* [AIM OF THE EXERCISE]
Copy out every line of the records where the string "Funfur" occurs.

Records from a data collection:
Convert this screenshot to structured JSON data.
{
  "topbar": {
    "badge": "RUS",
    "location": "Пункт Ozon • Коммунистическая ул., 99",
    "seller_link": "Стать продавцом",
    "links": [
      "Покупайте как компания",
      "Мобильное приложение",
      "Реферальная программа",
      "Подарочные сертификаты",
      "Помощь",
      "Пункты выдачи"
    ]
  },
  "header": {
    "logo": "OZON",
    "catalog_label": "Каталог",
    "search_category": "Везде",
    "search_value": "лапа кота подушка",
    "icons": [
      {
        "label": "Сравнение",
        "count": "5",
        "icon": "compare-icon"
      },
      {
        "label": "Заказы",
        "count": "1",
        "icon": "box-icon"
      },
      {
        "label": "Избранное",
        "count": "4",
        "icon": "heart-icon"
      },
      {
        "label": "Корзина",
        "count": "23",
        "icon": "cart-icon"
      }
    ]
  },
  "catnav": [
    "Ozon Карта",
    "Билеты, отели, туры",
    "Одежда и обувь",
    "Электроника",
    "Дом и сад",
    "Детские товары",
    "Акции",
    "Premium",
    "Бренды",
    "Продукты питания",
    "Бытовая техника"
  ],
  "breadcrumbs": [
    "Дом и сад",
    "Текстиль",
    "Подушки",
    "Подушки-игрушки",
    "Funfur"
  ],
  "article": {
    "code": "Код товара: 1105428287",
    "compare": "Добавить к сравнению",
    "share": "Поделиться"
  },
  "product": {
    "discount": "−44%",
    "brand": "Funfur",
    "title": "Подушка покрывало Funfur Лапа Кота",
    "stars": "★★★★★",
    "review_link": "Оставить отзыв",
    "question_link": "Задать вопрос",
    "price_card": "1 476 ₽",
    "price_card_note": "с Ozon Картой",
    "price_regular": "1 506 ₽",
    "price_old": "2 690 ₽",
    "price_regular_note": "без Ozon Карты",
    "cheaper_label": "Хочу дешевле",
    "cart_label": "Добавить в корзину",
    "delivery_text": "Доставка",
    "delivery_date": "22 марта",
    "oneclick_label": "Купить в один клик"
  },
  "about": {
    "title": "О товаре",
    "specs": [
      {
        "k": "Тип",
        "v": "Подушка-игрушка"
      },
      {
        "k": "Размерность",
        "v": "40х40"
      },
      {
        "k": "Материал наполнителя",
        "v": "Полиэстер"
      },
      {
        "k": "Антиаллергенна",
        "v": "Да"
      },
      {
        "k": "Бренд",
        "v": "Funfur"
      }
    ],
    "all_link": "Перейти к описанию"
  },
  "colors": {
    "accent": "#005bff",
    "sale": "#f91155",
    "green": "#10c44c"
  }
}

* [FINAL ANSWER]
    "Funfur"
    "brand": "Funfur",
    "title": "Подушка покрывало Funfur Лапа Кота",
        "v": "Funfur"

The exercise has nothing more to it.